● **Action item**: Images should be left out, and everything else in the listing reproduced exactly.

● **Entries supplied**:
Content starts
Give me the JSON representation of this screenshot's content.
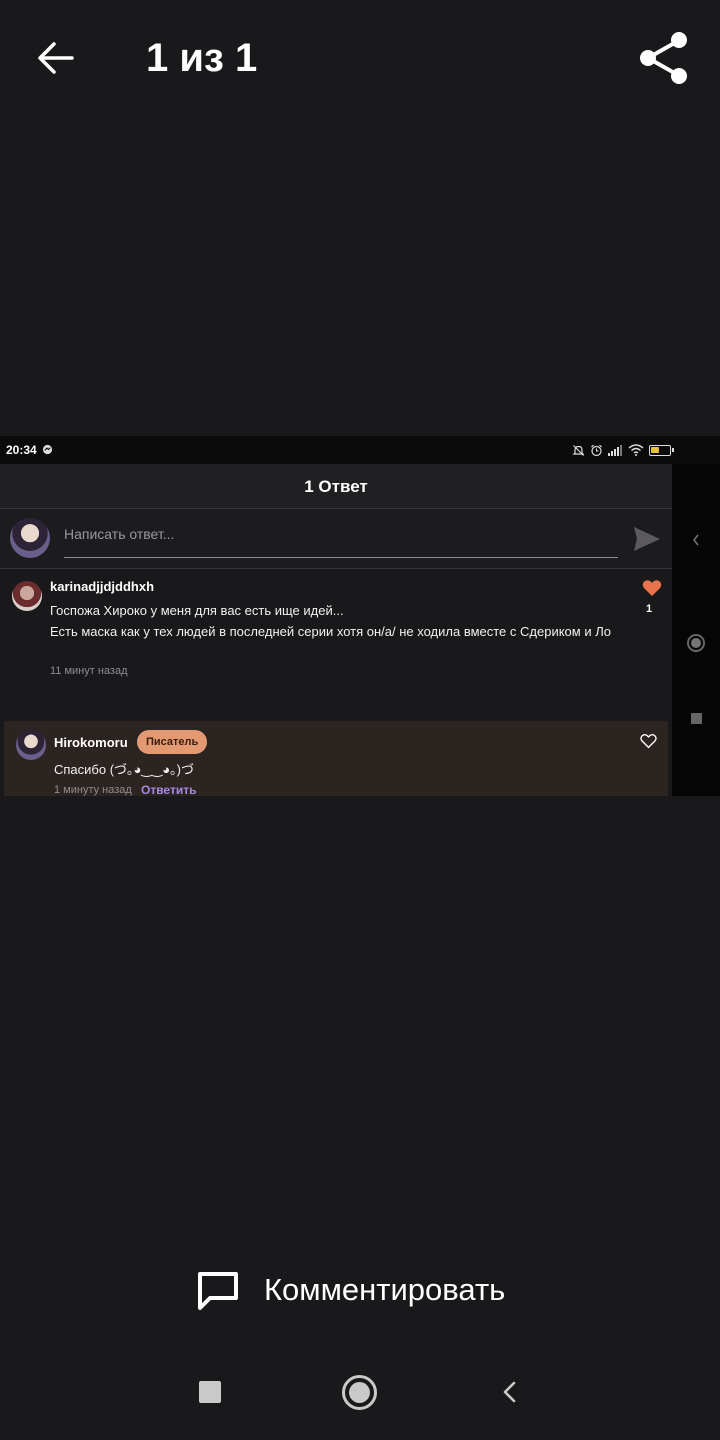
{
  "viewer": {
    "counter": "1 из 1",
    "back_icon": "arrow-left-icon",
    "share_icon": "share-icon"
  },
  "screenshot": {
    "status_bar": {
      "time": "20:34",
      "icons": [
        "messenger-icon",
        "mute-bell-icon",
        "alarm-icon",
        "signal-icon",
        "wifi-icon",
        "battery-icon"
      ],
      "battery_level": 0.45
    },
    "replies_header": {
      "title": "1 Ответ"
    },
    "reply_input": {
      "placeholder": "Написать ответ...",
      "send_icon": "send-icon"
    },
    "comment": {
      "username": "karinadjjdjddhxh",
      "text_line1": "Госпожа Хироко у меня для вас есть ище идей...",
      "text_line2": "Есть маска как у тех людей в последней серии хотя он/а/ не ходила вместе с Сдериком и Ло",
      "time": "11 минут назад",
      "likes": "1",
      "liked": true,
      "like_color": "#e8734a"
    },
    "reply": {
      "username": "Hirokomoru",
      "badge": "Писатель",
      "badge_color": "#e39a72",
      "text": "Спасибо (づ｡◕‿‿◕｡)づ",
      "time": "1 минуту назад",
      "reply_link": "Ответить",
      "link_color": "#a889e0"
    },
    "side_panel": {
      "icons": [
        "chevron-left-icon",
        "home-circle-icon",
        "recent-square-icon"
      ]
    }
  },
  "action": {
    "comment_label": "Комментировать",
    "comment_icon": "speech-bubble-icon"
  },
  "nav": {
    "icons": [
      "recent-apps-icon",
      "home-icon",
      "back-icon"
    ]
  }
}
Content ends
● **Exercise output**:
Give me the JSON representation of this screenshot's content.
{
  "viewer": {
    "counter": "1 из 1",
    "back_icon": "arrow-left-icon",
    "share_icon": "share-icon"
  },
  "screenshot": {
    "status_bar": {
      "time": "20:34",
      "icons": [
        "messenger-icon",
        "mute-bell-icon",
        "alarm-icon",
        "signal-icon",
        "wifi-icon",
        "battery-icon"
      ],
      "battery_level": 0.45
    },
    "replies_header": {
      "title": "1 Ответ"
    },
    "reply_input": {
      "placeholder": "Написать ответ...",
      "send_icon": "send-icon"
    },
    "comment": {
      "username": "karinadjjdjddhxh",
      "text_line1": "Госпожа Хироко у меня для вас есть ище идей...",
      "text_line2": "Есть маска как у тех людей в последней серии хотя он/а/ не ходила вместе с Сдериком и Ло",
      "time": "11 минут назад",
      "likes": "1",
      "liked": true,
      "like_color": "#e8734a"
    },
    "reply": {
      "username": "Hirokomoru",
      "badge": "Писатель",
      "badge_color": "#e39a72",
      "text": "Спасибо (づ｡◕‿‿◕｡)づ",
      "time": "1 минуту назад",
      "reply_link": "Ответить",
      "link_color": "#a889e0"
    },
    "side_panel": {
      "icons": [
        "chevron-left-icon",
        "home-circle-icon",
        "recent-square-icon"
      ]
    }
  },
  "action": {
    "comment_label": "Комментировать",
    "comment_icon": "speech-bubble-icon"
  },
  "nav": {
    "icons": [
      "recent-apps-icon",
      "home-icon",
      "back-icon"
    ]
  }
}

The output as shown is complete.